The division of marital property can be complex. “Acquiring” property is an on-going event pursuant to Maryland law, and as a result, it can become difficult to identify the sources that were used to acquire property over a long marriage. This can lead to the creation of property that is partially marital and partially non-marital. A joint bank account containing both marital and non-marital funds is a classic example of “mixed” property. Also, family homes are often acquired with funds from both marital and non-marital sources. We will help you sift through these issues, to preserve your pre-marital and/or non-marital contributions to the extent permitted by law.

Valuing the marital and non-marital property is the next step in the process. For many assets, such as bank accounts, brokerage accounts, and retirement accounts, the “fair market value” is obvious. For other assets, such as business interests, real estate, automobiles, and art and antiques, appraisals may be required. We will work with you to identify cost-effective means for valuing the property in question, and guide you in the selection of appropriate valuation experts for this process.

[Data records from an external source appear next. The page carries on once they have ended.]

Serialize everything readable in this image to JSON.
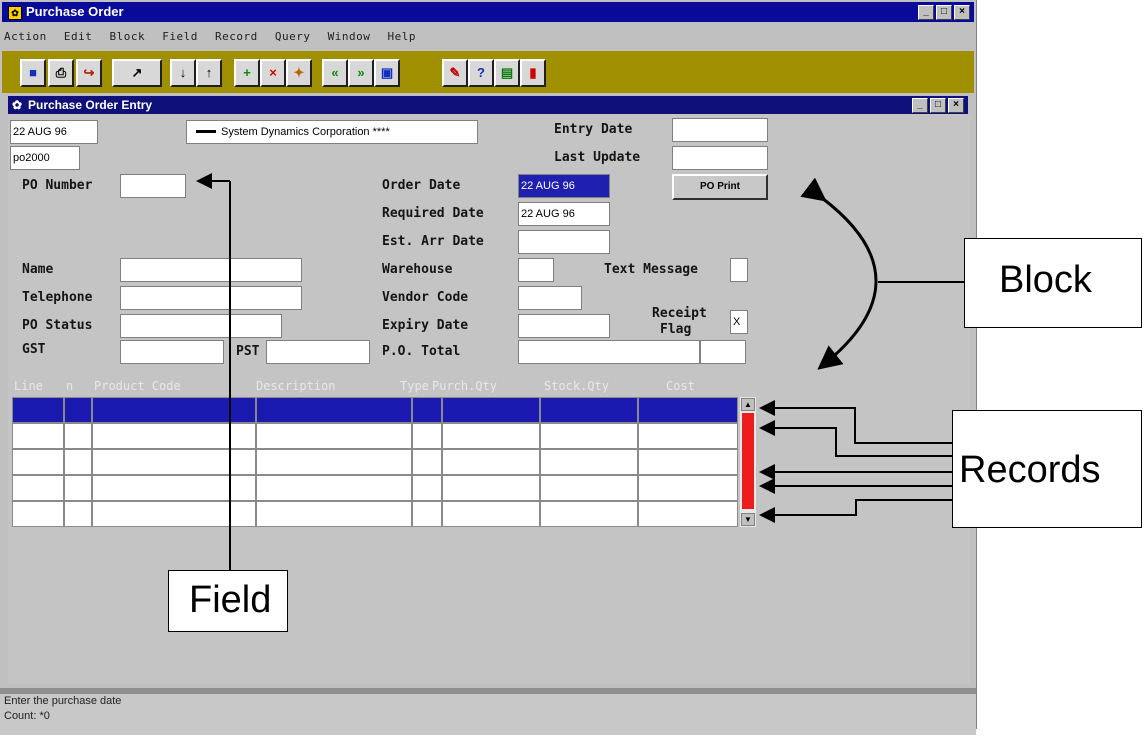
{
  "window": {
    "title": "Purchase Order",
    "app_icon": "form-app-icon",
    "controls": [
      "_",
      "□",
      "×"
    ]
  },
  "menu": [
    "Action",
    "Edit",
    "Block",
    "Field",
    "Record",
    "Query",
    "Window",
    "Help"
  ],
  "toolbar": {
    "background": "#a08f00",
    "buttons": [
      {
        "icon": "save-icon",
        "glyph": "■"
      },
      {
        "icon": "print-icon",
        "glyph": "⎙"
      },
      {
        "icon": "exit-icon",
        "glyph": "↪"
      },
      {
        "icon": "enter-query-icon",
        "glyph": "↗"
      },
      {
        "icon": "next-record-icon",
        "glyph": "↓"
      },
      {
        "icon": "previous-record-icon",
        "glyph": "↑"
      },
      {
        "icon": "insert-record-icon",
        "glyph": "+"
      },
      {
        "icon": "delete-record-icon",
        "glyph": "×"
      },
      {
        "icon": "duplicate-record-icon",
        "glyph": "✦"
      },
      {
        "icon": "first-record-icon",
        "glyph": "«"
      },
      {
        "icon": "last-record-icon",
        "glyph": "»"
      },
      {
        "icon": "list-values-icon",
        "glyph": "▣"
      },
      {
        "icon": "edit-icon",
        "glyph": "✎"
      },
      {
        "icon": "help-icon",
        "glyph": "?"
      },
      {
        "icon": "keys-icon",
        "glyph": "▤"
      },
      {
        "icon": "stop-icon",
        "glyph": "▮"
      }
    ]
  },
  "entry_window": {
    "title": "Purchase Order Entry",
    "controls": [
      "_",
      "□",
      "×"
    ]
  },
  "header": {
    "date": "22 AUG 96",
    "company": "System Dynamics Corporation ****",
    "po_ref": "po2000",
    "entry_date_label": "Entry  Date",
    "entry_date_value": "",
    "last_update_label": "Last Update",
    "last_update_value": ""
  },
  "fields": {
    "po_number": {
      "label": "PO Number",
      "value": ""
    },
    "order_date": {
      "label": "Order Date",
      "value": "22 AUG 96"
    },
    "required_date": {
      "label": "Required Date",
      "value": "22 AUG 96"
    },
    "est_arr_date": {
      "label": "Est. Arr Date",
      "value": ""
    },
    "name": {
      "label": "Name",
      "value": ""
    },
    "telephone": {
      "label": "Telephone",
      "value": ""
    },
    "po_status": {
      "label": "PO Status",
      "value": ""
    },
    "gst": {
      "label": "GST",
      "value": ""
    },
    "pst": {
      "label": "PST",
      "value": ""
    },
    "warehouse": {
      "label": "Warehouse",
      "value": ""
    },
    "vendor_code": {
      "label": "Vendor Code",
      "value": ""
    },
    "expiry_date": {
      "label": "Expiry Date",
      "value": ""
    },
    "po_total": {
      "label": "P.O. Total",
      "value": ""
    },
    "text_message": {
      "label": "Text Message",
      "value": ""
    },
    "receipt_flag": {
      "label_line1": "Receipt",
      "label_line2": "Flag",
      "value": "X"
    },
    "po_print_button": "PO Print"
  },
  "lines_table": {
    "columns": [
      "Line",
      "n",
      "Product Code",
      "Description",
      "Type",
      "Purch.Qty",
      "Stock.Qty",
      "Cost"
    ],
    "row_count": 5,
    "scrollbar_color": "#ee1d1d"
  },
  "status": {
    "message": "Enter the purchase date",
    "count": "Count: *0"
  },
  "annotations": {
    "block": "Block",
    "records": "Records",
    "field": "Field"
  }
}
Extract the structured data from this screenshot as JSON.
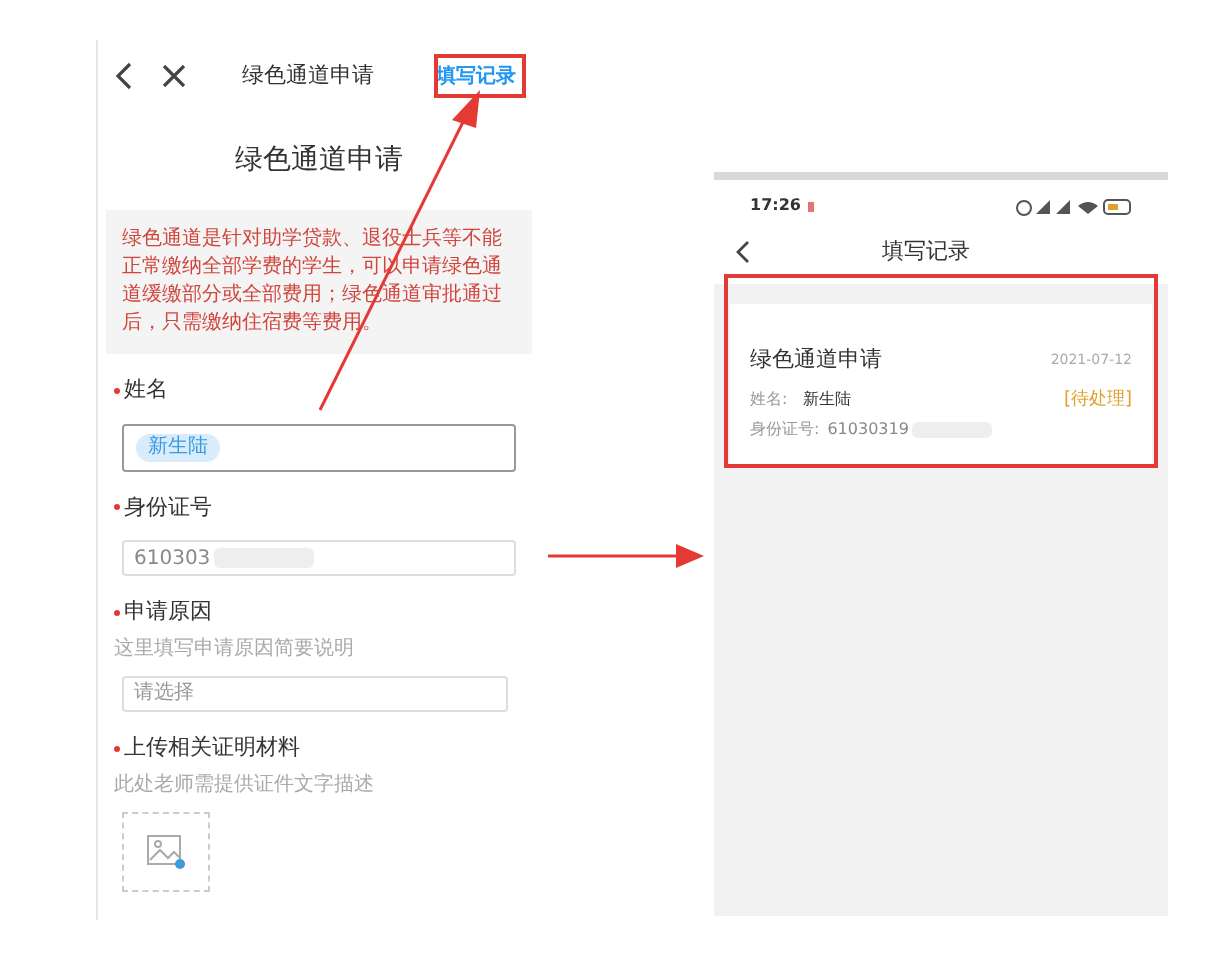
{
  "left_phone": {
    "nav": {
      "title": "绿色通道申请",
      "link": "填写记录"
    },
    "page_title": "绿色通道申请",
    "notice": "绿色通道是针对助学贷款、退役士兵等不能正常缴纳全部学费的学生，可以申请绿色通道缓缴部分或全部费用；绿色通道审批通过后，只需缴纳住宿费等费用。",
    "fields": [
      {
        "kind": "tag",
        "label": "姓名",
        "required": true,
        "value": "新生陆"
      },
      {
        "kind": "text",
        "label": "身份证号",
        "required": true,
        "value": "610303"
      },
      {
        "kind": "select",
        "label": "申请原因",
        "required": true,
        "hint": "这里填写申请原因简要说明",
        "placeholder": "请选择"
      },
      {
        "kind": "upload",
        "label": "上传相关证明材料",
        "required": true,
        "hint": "此处老师需提供证件文字描述"
      }
    ]
  },
  "right_phone": {
    "status_bar": {
      "time": "17:26"
    },
    "nav": {
      "title": "填写记录"
    },
    "record": {
      "title": "绿色通道申请",
      "date": "2021-07-12",
      "name_label": "姓名:",
      "name": "新生陆",
      "status": "[待处理]",
      "id_label": "身份证号:",
      "id": "61030319"
    }
  }
}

The last step is equitable distribution of the marital property. Equitable does not necessarily mean equal. The court has limited authority to transfer title to marital property from one spouse to the other. Differences in the value of marital property owned by each spouse are adjusted via monetary award. The court considers a number of factors when deciding how to allocate marital property via a monetary award, including, but not limited to the age and condition of the parties, the duration of the marriage, the parties’ monetary and non-monetary contributions to the marriage, and each party’s economic circumstances at the time of divorce, and the cause for the breakdown of the marriage. We will help you craft a settlement or award which takes into account your individual needs and circumstances, and the realities of your immediate future.